For he is ever a sun, and she a moon. But to him is the winged secret flame, and to her the stooping starlight.

We are dealing with cosmic principles here. Even the soul that has attained supreme libration cannot be Ishvara, supreme Lord of the Universe, as was explained by Swami Vivekananda in “The Philosophy of Ishvara” in his treatise on Bhakti Yoga.

In those sections of Liber AL where the knowledge transmission is uninterrupted by Aleister Crowley’s thoughts and questions about his supposed role as prophet for a New Aeon—or at least as the chief of a restored Hermetic Order of the Golden Dawn—the Initiated doctrine is expounded. As I have written previously, in “Thelemic Doctrine of the Afterlife”, this concerns the vital question of the soul’s survival after physical death. This doctrine was examined in The Ending of the Words:
“The achievement of the soul outlined in Liber AL vel Legis depends on vital magical and spiritual factors. Far from being a type of spiritually sanctioned hedonism, as some would have it, Thelema requires the soul to apply ruthless discrimination on the path. This is made all the more difficult since only the knowledge of the True Will conveyed by the Holy Guardian Angel can provide the guiding truth for each soul – yet the spiritual work to be done has profound import to every man and every woman that is a star.
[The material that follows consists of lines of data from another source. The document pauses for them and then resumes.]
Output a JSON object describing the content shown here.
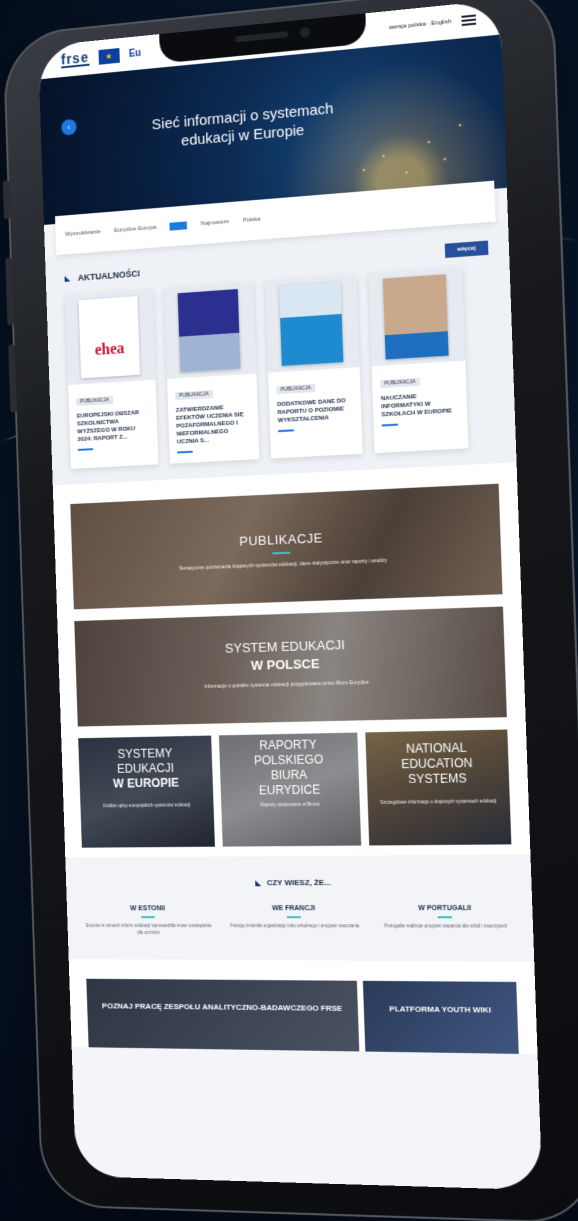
{
  "site": {
    "logo_text": "frse",
    "eu_text": "Eu",
    "top_links": "wersja polska · English"
  },
  "hero": {
    "title": "Sieć informacji o systemach edukacji w Europie",
    "back_icon": "chevron-left-icon"
  },
  "searchbar": {
    "field1": "Wyszukiwanie",
    "field2": "Eurydice Europa",
    "option1": "Najnowsze",
    "option2": "Polska",
    "colors": {
      "button": "#1f7ae0"
    }
  },
  "news": {
    "heading": "AKTUALNOŚCI",
    "more_label": "więcej",
    "cards": [
      {
        "cover_text": "ehea",
        "tag": "PUBLIKACJA",
        "title": "EUROPEJSKI OBSZAR SZKOLNICTWA WYŻSZEGO W ROKU 2024: RAPORT Z..."
      },
      {
        "cover_text": "",
        "tag": "PUBLIKACJA",
        "title": "ZATWIERDZANIE EFEKTÓW UCZENIA SIĘ POZAFORMALNEGO I NIEFORMALNEGO UCZNIA S..."
      },
      {
        "cover_text": "",
        "tag": "PUBLIKACJA",
        "title": "DODATKOWE DANE DO RAPORTU O POZIOMIE WYKSZTAŁCENIA"
      },
      {
        "cover_text": "",
        "tag": "PUBLIKACJA",
        "title": "NAUCZANIE INFORMATYKI W SZKOŁACH W EUROPIE"
      }
    ]
  },
  "tiles": {
    "publikacje": {
      "title": "PUBLIKACJE",
      "subtitle": "Tematyczne porównania krajowych systemów edukacji, dane statystyczne oraz raporty i analizy"
    },
    "system": {
      "title_line1": "SYSTEM EDUKACJI",
      "title_line2": "W POLSCE",
      "subtitle": "Informacje o polskim systemie edukacji przygotowane przez Biuro Eurydice"
    },
    "small": [
      {
        "line1": "SYSTEMY",
        "line2": "EDUKACJI",
        "line3": "W EUROPIE",
        "subtitle": "Krótkie opisy europejskich systemów edukacji"
      },
      {
        "line1": "RAPORTY",
        "line2": "POLSKIEGO",
        "line3": "BIURA",
        "line4": "EURYDICE",
        "subtitle": "Raporty opracowane w Biurze"
      },
      {
        "line1": "NATIONAL",
        "line2": "EDUCATION",
        "line3": "SYSTEMS",
        "subtitle": "Szczegółowe informacje o krajowych systemach edukacji"
      }
    ]
  },
  "didyou": {
    "heading": "CZY WIESZ, ŻE...",
    "facts": [
      {
        "title": "W ESTONII",
        "text": "Estonia w ramach reform edukacji wprowadziła nowe rozwiązania dla uczniów"
      },
      {
        "title": "WE FRANCJI",
        "text": "Francja zmieniła organizację roku szkolnego i program nauczania"
      },
      {
        "title": "W PORTUGALII",
        "text": "Portugalia realizuje program wsparcia dla szkół i nauczycieli"
      }
    ]
  },
  "bottom": {
    "left": "POZNAJ PRACĘ ZESPOŁU ANALITYCZNO-BADAWCZEGO FRSE",
    "right": "PLATFORMA YOUTH WIKI"
  }
}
The choice for the soul is still understood to be one of life on the one hand or annihilation on the other.”
I have added the emphasis on the last sentence, to make this clear. We are not offering classes in self-improvement, assertiveness training, or yoga for relaxation and health here. The problem with conveying such a message now, in this consumer and market-driven, global catastrophe-haunted technological age, is that:
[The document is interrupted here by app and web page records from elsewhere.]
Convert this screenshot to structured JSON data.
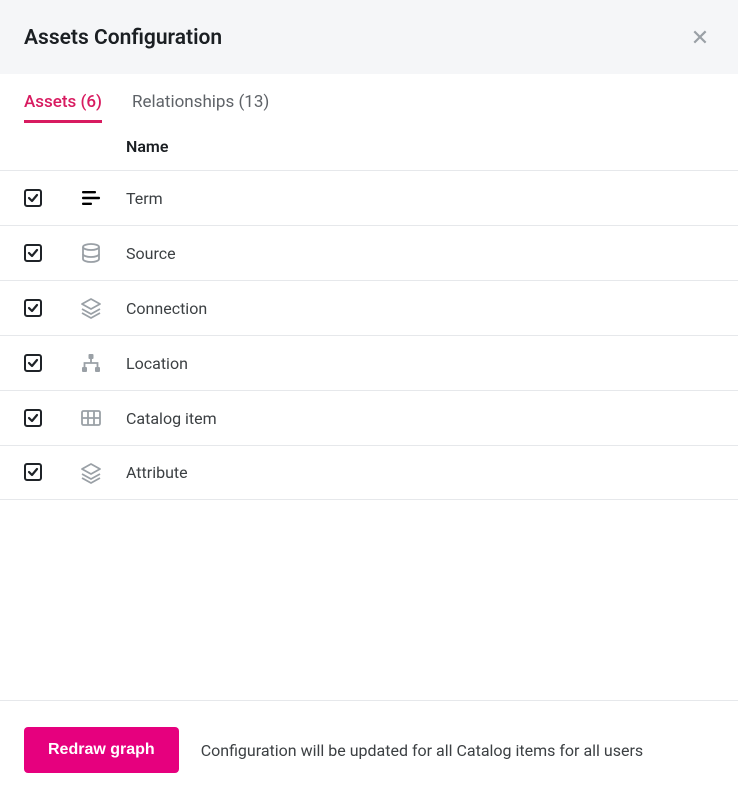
{
  "dialog": {
    "title": "Assets Configuration"
  },
  "tabs": {
    "assets": {
      "label": "Assets (6)",
      "active": true
    },
    "relationships": {
      "label": "Relationships (13)",
      "active": false
    }
  },
  "table": {
    "header_name": "Name"
  },
  "assets": [
    {
      "name": "Term",
      "icon": "text-lines-icon",
      "checked": true
    },
    {
      "name": "Source",
      "icon": "database-icon",
      "checked": true
    },
    {
      "name": "Connection",
      "icon": "layers-icon",
      "checked": true
    },
    {
      "name": "Location",
      "icon": "hierarchy-icon",
      "checked": true
    },
    {
      "name": "Catalog item",
      "icon": "grid-icon",
      "checked": true
    },
    {
      "name": "Attribute",
      "icon": "layers-icon",
      "checked": true
    }
  ],
  "footer": {
    "button": "Redraw graph",
    "note": "Configuration will be updated for all Catalog items for all users"
  },
  "colors": {
    "accent": "#e6007e",
    "tab_active": "#d81b60",
    "border": "#e6e8eb",
    "muted_icon": "#9aa0a6"
  }
}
“[The soul] will be led by Hadit through her own death and resurrection so as to open a portal or gateway through which others may pass to discover new worlds of beauty and truth. Such portals are, however, completely invisible to the world of ordinary senses.”
The immortal stone or star is not a saleable or marketable product. It is not a new religion, doomed to merely rearrange the symbolism of previous religions and then insist the new image of Ishvara, or his man-god-prophet, is “The Truth”. It should be clear from the generic cult name, Ankh af-na-khonsu, that to associate Thelema with any individual human personality is an error of a magnitude. Let us attempt here to define the Hermetic Magnum Opus, in the terms of our “unofficial comment” on Liber AL vel Legis:
“The Great Work of the Initiatic cult of Ankh-af-na-khonsu was the magical transmutation of the soul and the knowledge of the spiritual and natural law governing this operation. The formula of this opus was recorded on the funeral stone of one such Initiate, and is called the Stele of Revealing, of which Liber AL vel Legis is a theurgical activation.”



© Oliver St. John 2015